[Dataset items]
Segment Open

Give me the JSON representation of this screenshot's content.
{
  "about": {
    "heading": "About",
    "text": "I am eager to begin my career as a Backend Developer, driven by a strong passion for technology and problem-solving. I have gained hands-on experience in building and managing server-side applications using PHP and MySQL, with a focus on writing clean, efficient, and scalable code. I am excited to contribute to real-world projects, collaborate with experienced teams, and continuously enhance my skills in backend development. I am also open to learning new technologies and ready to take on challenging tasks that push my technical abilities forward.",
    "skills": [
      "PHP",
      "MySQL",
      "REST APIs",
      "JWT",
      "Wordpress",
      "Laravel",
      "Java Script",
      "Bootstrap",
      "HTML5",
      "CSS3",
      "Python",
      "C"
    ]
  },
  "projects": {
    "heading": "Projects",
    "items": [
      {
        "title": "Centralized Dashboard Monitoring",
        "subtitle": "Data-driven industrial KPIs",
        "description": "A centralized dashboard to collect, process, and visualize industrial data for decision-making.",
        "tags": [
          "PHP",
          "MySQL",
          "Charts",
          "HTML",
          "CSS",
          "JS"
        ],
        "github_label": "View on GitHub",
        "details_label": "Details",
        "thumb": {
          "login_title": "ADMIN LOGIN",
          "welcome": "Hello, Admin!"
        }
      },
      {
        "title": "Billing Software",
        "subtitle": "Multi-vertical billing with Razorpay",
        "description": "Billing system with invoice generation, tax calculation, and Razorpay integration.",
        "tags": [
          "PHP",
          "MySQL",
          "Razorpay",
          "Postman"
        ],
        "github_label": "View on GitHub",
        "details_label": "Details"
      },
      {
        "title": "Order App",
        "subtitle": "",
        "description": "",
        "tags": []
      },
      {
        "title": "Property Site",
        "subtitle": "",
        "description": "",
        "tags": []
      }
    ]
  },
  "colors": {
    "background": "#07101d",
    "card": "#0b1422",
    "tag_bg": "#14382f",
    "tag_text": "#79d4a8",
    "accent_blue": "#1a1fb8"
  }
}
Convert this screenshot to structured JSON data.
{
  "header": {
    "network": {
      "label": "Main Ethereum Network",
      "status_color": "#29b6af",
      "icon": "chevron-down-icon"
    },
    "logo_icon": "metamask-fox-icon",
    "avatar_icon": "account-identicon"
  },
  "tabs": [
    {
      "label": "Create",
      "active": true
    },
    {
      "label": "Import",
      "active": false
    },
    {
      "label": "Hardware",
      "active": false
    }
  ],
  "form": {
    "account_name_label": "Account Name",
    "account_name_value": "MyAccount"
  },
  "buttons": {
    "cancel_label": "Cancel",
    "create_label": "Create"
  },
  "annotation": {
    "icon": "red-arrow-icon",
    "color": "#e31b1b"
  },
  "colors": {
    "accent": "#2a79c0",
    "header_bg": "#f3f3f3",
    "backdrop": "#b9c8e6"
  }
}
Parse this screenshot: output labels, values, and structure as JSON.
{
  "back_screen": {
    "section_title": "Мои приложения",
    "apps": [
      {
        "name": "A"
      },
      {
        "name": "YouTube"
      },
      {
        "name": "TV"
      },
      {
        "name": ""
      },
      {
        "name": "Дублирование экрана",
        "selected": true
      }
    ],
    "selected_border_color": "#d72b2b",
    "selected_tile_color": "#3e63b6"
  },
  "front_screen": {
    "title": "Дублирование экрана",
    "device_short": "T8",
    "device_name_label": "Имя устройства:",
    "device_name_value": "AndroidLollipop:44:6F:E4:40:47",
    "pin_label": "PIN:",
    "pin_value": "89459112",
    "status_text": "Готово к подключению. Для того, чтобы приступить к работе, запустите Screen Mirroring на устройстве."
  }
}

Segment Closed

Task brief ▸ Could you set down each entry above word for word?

Answer box ▸
Give me the JSON representation of this screenshot's content.
{
  "about": {
    "heading": "About",
    "text": "I am eager to begin my career as a Backend Developer, driven by a strong passion for technology and problem-solving. I have gained hands-on experience in building and managing server-side applications using PHP and MySQL, with a focus on writing clean, efficient, and scalable code. I am excited to contribute to real-world projects, collaborate with experienced teams, and continuously enhance my skills in backend development. I am also open to learning new technologies and ready to take on challenging tasks that push my technical abilities forward.",
    "skills": [
      "PHP",
      "MySQL",
      "REST APIs",
      "JWT",
      "Wordpress",
      "Laravel",
      "Java Script",
      "Bootstrap",
      "HTML5",
      "CSS3",
      "Python",
      "C"
    ]
  },
  "projects": {
    "heading": "Projects",
    "items": [
      {
        "title": "Centralized Dashboard Monitoring",
        "subtitle": "Data-driven industrial KPIs",
        "description": "A centralized dashboard to collect, process, and visualize industrial data for decision-making.",
        "tags": [
          "PHP",
          "MySQL",
          "Charts",
          "HTML",
          "CSS",
          "JS"
        ],
        "github_label": "View on GitHub",
        "details_label": "Details",
        "thumb": {
          "login_title": "ADMIN LOGIN",
          "welcome": "Hello, Admin!"
        }
      },
      {
        "title": "Billing Software",
        "subtitle": "Multi-vertical billing with Razorpay",
        "description": "Billing system with invoice generation, tax calculation, and Razorpay integration.",
        "tags": [
          "PHP",
          "MySQL",
          "Razorpay",
          "Postman"
        ],
        "github_label": "View on GitHub",
        "details_label": "Details"
      },
      {
        "title": "Order App",
        "subtitle": "",
        "description": "",
        "tags": []
      },
      {
        "title": "Property Site",
        "subtitle": "",
        "description": "",
        "tags": []
      }
    ]
  },
  "colors": {
    "background": "#07101d",
    "card": "#0b1422",
    "tag_bg": "#14382f",
    "tag_text": "#79d4a8",
    "accent_blue": "#1a1fb8"
  }
}
Convert this screenshot to structured JSON data.
{
  "header": {
    "network": {
      "label": "Main Ethereum Network",
      "status_color": "#29b6af",
      "icon": "chevron-down-icon"
    },
    "logo_icon": "metamask-fox-icon",
    "avatar_icon": "account-identicon"
  },
  "tabs": [
    {
      "label": "Create",
      "active": true
    },
    {
      "label": "Import",
      "active": false
    },
    {
      "label": "Hardware",
      "active": false
    }
  ],
  "form": {
    "account_name_label": "Account Name",
    "account_name_value": "MyAccount"
  },
  "buttons": {
    "cancel_label": "Cancel",
    "create_label": "Create"
  },
  "annotation": {
    "icon": "red-arrow-icon",
    "color": "#e31b1b"
  },
  "colors": {
    "accent": "#2a79c0",
    "header_bg": "#f3f3f3",
    "backdrop": "#b9c8e6"
  }
}
Parse this screenshot: output labels, values, and structure as JSON.
{
  "back_screen": {
    "section_title": "Мои приложения",
    "apps": [
      {
        "name": "A"
      },
      {
        "name": "YouTube"
      },
      {
        "name": "TV"
      },
      {
        "name": ""
      },
      {
        "name": "Дублирование экрана",
        "selected": true
      }
    ],
    "selected_border_color": "#d72b2b",
    "selected_tile_color": "#3e63b6"
  },
  "front_screen": {
    "title": "Дублирование экрана",
    "device_short": "T8",
    "device_name_label": "Имя устройства:",
    "device_name_value": "AndroidLollipop:44:6F:E4:40:47",
    "pin_label": "PIN:",
    "pin_value": "89459112",
    "status_text": "Готово к подключению. Для того, чтобы приступить к работе, запустите Screen Mirroring на устройстве."
  }
}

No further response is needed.